This is not an easy game. Starting out with the Buffalo Bills of 2013, I learned through two play-throughs that some players have very different stat lines. In one playthrough, Jerry Hughes was a world-beating defensive end (which is kind of what he ended up being in 2014), but in my second playthrough, he was replacement-level and ended up being one of my first cuts. FOF7 has some level of replayability in that respect: you can start franchises a dozen times and have players vary each time. Tom Brady will always be excellent, but a pretty decent percentage of players will have wide variances.
Speaking of wide variances, you have to trust your scouts…but you can’t trust your scouts. The scouting director will update ratings throughout the season, and players can make big jumps. See a list of awesome-potential undrafted free agents? Go and load up on those at your own peril. Just like in real life, you can uncover a gem, but most of the time, most of those guys will be duds by the end of preseason.
Don’t forget about the draft, signing free agents, and even the occasional trade. This jockeying for players is a major part of the fun that I’ve experienced so far. Trades are very, very difficult to pull off; the AI is rather smart about these trades. I was able to move up 15 slots in the 1st round to draft my QB of the Future Today! but I had to fight to get that pick. This isn’t Madden, where you can trade your 1st round pick for 1-2-4 indefinitely.
As far as signing free agents, I haven’t gotten it down quite right yet. It’s difficult to tell if a player is going to sign, and I’ve done a bit of save-scumming to try to figure out how free agency works.
I haven’t won the championship yet, but have made it to the AFC Championship Game two out of my first three seasons. When simulating games, I really like the HTML page box scores. They are very detailed and include stats like Adjusted Line Yards.
It’s a hard game. The computer makes pretty good decisions and they make it so that there aren’t too many easy beat-the-AI cheats like Madden always has. Maybe it’s easier if I start playing each game and calling the plays myself, but I haven’t done that yet.
The player skills are also difficult to understand. Some players like quarterbacks have a lot of skills, and it’s hard to tell what set of skills is better when comparing two quarterbacks. I’m still a naive player who focuses too much on the overall rating. I’m hoping to pick up more as I play the game.
The UI. Seriously, it’s bad. It took me about two hours of gameplay and a full season to figure out where the free agents are—you go to View Rosters and select Free Agents in the drop-down list. The rest of the UI screens are just as difficult to navigate.
It’s also pretty hard to get player stats and tell what’s going on. Yeah, I know about the “Individual Statistics” screen, and it took me a long time to figure that out. This is the biggest problem with the game: there’s a lot to it, but it takes so long to figure stuff out simply because it’s all hidden behind various unintuitive screens.
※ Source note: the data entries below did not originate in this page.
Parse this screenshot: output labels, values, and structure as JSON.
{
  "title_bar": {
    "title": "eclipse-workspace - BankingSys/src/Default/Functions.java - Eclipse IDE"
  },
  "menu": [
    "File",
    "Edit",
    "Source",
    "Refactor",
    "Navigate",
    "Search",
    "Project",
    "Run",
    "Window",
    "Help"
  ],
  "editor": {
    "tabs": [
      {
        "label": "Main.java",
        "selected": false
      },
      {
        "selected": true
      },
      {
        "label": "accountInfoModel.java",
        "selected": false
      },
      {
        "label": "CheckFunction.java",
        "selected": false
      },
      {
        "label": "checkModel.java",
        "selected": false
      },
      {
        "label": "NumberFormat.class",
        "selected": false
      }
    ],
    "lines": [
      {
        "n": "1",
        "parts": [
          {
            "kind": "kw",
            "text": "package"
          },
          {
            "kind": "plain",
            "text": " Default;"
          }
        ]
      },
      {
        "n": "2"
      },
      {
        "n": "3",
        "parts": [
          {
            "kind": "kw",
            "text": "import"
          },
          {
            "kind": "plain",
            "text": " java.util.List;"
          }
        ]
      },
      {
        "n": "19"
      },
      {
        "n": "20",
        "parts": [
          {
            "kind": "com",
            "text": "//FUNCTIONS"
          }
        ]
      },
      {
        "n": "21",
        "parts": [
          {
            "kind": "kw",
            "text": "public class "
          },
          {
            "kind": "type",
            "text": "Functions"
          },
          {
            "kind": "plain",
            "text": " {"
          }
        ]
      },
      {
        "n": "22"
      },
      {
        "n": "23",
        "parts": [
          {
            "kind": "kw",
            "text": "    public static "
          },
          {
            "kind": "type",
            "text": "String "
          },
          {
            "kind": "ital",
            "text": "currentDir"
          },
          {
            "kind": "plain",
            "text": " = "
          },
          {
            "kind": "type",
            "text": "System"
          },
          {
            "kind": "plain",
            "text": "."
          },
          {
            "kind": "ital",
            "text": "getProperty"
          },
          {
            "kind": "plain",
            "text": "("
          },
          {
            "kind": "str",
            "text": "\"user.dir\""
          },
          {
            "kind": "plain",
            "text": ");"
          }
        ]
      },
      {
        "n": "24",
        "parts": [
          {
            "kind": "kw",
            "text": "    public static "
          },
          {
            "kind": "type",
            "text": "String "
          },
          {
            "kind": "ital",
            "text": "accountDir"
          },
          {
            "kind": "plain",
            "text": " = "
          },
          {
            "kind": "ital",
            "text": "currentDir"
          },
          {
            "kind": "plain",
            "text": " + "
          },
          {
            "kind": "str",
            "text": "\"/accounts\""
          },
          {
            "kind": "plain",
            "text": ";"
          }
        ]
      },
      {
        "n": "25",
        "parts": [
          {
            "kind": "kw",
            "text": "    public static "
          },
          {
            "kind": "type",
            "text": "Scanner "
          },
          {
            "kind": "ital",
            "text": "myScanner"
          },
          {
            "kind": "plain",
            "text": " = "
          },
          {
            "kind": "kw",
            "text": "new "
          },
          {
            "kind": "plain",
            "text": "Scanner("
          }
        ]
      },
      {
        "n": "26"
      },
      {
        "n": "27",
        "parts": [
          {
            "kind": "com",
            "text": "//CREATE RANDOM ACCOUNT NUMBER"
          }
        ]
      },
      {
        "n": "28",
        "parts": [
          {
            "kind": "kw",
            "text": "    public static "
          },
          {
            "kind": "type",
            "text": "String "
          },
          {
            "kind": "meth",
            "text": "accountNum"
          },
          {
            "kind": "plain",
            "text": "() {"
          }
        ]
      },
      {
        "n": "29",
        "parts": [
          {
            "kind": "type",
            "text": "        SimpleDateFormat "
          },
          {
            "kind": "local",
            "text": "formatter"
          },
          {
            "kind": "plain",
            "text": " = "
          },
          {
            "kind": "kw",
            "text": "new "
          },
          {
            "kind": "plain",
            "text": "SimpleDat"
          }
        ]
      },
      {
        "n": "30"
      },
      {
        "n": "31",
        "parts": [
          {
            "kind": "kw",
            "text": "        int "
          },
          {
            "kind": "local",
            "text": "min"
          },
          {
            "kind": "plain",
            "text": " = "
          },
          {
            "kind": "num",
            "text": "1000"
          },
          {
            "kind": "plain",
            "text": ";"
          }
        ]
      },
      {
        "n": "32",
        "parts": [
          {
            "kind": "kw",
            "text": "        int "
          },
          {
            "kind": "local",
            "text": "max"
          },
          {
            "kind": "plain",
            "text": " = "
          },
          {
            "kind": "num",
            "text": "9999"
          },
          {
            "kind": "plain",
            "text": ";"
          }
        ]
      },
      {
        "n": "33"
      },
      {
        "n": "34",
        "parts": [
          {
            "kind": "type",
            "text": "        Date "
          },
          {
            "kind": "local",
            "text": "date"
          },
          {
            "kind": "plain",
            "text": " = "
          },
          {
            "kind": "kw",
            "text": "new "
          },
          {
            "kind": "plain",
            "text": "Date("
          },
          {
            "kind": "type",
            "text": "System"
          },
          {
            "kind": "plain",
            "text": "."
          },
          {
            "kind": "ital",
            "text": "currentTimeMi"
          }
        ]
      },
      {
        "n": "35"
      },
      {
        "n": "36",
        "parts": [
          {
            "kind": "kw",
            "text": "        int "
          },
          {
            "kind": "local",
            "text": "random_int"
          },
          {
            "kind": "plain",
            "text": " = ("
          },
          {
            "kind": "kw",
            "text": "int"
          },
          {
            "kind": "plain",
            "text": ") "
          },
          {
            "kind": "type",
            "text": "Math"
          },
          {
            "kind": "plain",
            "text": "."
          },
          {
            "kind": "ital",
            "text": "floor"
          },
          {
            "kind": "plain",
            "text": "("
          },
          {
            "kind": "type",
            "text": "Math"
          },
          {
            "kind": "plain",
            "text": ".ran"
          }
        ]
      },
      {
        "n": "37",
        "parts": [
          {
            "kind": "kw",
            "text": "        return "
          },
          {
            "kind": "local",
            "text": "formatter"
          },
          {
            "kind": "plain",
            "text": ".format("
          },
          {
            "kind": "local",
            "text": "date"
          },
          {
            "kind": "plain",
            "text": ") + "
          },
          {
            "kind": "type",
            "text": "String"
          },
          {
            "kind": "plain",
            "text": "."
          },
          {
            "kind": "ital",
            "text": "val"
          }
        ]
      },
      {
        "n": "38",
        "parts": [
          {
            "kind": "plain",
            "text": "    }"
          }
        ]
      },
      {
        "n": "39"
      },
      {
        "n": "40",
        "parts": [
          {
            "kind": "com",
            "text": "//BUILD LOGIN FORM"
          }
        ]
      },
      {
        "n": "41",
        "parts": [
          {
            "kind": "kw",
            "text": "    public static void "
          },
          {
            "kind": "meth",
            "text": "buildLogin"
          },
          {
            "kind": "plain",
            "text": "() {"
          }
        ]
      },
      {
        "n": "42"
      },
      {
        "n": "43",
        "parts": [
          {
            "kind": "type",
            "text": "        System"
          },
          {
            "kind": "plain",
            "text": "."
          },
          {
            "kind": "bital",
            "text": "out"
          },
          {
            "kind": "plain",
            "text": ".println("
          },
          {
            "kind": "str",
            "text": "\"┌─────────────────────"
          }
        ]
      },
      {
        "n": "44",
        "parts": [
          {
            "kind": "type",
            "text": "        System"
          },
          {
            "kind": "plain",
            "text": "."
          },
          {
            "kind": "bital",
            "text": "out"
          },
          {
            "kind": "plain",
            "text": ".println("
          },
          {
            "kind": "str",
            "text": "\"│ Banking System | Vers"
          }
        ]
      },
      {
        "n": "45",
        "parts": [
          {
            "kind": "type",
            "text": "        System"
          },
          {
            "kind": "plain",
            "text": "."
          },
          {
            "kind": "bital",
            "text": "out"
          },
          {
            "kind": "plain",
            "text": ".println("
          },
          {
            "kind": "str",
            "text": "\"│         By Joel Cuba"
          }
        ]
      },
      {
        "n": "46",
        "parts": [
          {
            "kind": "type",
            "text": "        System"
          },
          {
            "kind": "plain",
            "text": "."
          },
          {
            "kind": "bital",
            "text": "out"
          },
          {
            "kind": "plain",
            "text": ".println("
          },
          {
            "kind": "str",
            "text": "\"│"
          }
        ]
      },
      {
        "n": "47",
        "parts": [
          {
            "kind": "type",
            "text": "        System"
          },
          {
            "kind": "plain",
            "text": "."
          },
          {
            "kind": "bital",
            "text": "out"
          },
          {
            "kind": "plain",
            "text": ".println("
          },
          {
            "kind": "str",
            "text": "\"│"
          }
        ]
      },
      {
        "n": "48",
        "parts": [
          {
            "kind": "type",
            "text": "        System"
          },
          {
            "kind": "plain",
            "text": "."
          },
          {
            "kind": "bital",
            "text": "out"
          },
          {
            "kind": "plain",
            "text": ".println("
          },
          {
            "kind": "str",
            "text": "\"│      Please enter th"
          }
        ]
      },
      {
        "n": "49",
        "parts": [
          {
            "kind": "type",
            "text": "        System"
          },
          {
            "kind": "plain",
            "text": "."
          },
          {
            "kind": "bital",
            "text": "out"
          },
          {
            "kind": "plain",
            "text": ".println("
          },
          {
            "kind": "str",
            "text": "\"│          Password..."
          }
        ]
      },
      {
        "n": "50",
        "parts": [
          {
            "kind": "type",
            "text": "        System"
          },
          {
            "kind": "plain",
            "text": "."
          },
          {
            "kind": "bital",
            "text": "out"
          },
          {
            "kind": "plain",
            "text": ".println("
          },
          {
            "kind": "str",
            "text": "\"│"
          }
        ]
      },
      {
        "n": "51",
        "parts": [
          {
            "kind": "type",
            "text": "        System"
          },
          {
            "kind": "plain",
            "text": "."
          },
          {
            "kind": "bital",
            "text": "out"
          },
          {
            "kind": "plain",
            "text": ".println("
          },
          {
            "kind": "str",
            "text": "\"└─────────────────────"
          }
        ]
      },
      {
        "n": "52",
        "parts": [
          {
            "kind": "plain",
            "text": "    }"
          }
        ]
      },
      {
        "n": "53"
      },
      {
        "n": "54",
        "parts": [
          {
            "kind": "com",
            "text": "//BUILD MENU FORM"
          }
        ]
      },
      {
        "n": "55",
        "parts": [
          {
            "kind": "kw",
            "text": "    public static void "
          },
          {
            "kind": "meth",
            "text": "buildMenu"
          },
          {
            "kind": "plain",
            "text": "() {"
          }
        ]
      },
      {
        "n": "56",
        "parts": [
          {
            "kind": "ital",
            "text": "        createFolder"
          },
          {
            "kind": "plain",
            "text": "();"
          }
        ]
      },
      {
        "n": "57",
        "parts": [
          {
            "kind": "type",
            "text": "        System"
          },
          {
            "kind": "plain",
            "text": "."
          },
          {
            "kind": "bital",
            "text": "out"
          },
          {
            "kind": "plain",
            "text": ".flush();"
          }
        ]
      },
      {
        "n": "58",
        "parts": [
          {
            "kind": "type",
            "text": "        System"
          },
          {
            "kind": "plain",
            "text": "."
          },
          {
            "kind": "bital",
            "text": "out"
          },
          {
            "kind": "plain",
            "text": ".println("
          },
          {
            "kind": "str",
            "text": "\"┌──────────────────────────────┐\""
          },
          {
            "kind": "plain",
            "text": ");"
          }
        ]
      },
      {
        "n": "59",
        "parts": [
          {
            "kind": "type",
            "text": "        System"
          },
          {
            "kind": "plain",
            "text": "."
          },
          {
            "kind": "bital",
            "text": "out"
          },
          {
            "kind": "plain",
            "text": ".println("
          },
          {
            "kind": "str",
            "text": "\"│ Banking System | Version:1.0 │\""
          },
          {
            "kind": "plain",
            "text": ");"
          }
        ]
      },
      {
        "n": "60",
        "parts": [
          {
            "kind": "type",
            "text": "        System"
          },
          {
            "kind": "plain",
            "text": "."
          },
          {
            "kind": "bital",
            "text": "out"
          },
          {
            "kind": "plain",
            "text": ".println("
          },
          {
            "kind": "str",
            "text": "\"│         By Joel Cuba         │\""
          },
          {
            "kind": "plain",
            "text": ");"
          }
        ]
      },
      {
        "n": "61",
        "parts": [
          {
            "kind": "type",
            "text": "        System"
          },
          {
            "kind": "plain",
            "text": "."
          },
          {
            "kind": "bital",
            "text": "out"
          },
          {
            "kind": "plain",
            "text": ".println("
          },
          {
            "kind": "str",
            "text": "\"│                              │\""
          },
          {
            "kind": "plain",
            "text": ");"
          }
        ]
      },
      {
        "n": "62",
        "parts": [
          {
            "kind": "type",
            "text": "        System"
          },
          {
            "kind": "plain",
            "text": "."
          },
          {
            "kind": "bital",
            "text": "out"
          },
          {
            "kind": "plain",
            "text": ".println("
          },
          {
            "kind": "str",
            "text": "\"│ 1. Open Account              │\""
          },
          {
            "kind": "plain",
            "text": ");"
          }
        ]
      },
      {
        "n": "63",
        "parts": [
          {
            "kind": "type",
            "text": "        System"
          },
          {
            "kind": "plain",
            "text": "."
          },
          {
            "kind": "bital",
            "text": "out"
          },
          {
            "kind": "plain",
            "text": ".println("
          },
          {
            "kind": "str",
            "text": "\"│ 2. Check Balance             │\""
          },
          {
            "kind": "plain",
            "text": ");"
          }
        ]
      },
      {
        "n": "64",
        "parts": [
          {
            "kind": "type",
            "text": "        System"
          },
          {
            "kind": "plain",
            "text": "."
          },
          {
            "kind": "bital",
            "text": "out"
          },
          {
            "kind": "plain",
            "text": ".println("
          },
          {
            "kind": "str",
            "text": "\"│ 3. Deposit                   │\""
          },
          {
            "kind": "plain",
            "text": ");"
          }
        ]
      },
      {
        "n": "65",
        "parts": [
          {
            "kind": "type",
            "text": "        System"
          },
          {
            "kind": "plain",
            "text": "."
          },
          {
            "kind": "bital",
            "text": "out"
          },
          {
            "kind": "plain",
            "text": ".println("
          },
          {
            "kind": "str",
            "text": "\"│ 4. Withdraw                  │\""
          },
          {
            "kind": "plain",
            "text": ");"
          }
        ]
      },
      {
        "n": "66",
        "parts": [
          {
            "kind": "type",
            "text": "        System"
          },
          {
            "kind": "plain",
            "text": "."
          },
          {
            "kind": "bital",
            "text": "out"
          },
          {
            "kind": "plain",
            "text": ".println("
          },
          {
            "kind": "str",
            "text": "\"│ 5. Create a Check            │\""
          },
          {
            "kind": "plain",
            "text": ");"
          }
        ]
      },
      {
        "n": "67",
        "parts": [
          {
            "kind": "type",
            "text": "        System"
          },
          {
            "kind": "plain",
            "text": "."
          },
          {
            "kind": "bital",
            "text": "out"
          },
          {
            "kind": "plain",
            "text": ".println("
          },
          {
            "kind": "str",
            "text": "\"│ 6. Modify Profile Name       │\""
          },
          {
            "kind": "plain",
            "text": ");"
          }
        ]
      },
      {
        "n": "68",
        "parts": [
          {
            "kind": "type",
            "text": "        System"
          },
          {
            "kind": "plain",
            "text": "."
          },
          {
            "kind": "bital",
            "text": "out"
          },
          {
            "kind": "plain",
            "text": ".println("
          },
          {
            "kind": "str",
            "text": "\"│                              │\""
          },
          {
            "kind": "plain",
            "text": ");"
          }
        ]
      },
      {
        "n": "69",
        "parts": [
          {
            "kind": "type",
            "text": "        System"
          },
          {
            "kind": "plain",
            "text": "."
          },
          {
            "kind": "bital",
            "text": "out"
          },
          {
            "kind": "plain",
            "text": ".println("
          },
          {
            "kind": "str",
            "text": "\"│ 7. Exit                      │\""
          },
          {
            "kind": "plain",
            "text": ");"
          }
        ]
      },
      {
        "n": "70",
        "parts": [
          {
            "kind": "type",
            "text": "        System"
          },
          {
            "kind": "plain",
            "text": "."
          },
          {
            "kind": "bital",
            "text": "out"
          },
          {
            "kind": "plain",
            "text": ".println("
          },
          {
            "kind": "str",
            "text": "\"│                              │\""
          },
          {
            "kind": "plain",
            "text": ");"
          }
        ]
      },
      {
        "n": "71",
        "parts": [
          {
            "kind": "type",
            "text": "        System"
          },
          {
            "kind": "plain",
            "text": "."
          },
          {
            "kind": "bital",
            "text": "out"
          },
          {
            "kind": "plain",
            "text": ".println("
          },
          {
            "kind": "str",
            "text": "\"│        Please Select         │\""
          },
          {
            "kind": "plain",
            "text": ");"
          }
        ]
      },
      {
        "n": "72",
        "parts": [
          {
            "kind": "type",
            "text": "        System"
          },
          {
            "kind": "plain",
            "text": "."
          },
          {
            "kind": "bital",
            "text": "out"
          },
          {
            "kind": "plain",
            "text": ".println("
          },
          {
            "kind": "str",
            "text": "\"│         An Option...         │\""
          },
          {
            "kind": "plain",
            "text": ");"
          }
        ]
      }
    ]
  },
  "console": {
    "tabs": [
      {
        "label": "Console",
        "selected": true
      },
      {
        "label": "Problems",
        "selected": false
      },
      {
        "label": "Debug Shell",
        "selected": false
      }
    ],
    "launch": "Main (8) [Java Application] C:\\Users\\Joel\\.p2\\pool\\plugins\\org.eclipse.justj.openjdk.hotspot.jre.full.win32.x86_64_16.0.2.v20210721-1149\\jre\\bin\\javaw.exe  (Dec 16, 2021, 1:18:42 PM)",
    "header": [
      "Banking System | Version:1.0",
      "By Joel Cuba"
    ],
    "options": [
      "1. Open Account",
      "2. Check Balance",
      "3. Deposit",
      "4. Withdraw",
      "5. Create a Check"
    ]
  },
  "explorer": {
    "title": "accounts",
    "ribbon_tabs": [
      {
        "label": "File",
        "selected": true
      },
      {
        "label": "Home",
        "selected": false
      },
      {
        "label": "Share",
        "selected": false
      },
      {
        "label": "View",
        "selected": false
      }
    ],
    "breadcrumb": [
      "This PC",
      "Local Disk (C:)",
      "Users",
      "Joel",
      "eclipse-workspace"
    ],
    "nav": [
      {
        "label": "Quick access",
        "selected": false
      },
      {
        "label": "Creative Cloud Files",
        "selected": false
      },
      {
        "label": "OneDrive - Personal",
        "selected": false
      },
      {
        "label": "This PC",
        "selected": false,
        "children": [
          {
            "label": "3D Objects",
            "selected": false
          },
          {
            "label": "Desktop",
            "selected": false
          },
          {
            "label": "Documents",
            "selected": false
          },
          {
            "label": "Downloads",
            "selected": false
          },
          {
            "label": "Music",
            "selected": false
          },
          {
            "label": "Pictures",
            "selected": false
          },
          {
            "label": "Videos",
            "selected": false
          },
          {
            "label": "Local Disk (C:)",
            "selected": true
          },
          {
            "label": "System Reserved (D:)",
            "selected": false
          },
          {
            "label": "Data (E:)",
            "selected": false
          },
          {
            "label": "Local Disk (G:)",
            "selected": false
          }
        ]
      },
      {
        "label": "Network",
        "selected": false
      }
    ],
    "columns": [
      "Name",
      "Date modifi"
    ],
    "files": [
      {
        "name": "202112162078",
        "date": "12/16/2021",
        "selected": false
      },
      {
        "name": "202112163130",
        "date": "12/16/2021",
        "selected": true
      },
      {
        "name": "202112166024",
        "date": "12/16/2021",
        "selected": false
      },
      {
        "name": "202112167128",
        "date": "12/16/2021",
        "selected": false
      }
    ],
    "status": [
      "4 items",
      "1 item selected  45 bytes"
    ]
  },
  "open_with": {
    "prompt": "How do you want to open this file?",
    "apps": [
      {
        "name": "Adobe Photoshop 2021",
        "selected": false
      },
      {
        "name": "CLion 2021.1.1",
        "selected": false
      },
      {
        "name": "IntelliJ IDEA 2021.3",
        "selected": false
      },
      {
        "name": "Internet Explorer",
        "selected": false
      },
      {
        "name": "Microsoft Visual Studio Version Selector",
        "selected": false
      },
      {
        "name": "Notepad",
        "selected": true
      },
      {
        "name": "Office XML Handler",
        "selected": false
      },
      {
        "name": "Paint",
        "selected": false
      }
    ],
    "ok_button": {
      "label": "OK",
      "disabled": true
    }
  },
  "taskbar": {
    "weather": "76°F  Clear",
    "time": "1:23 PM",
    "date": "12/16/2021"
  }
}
Even with the UI issues, I recommend the game. If you’re looking for a great GM simulator, I think this is your best choice. Just don’t expect any niceties; this really is “Spreadsheets: The Game.”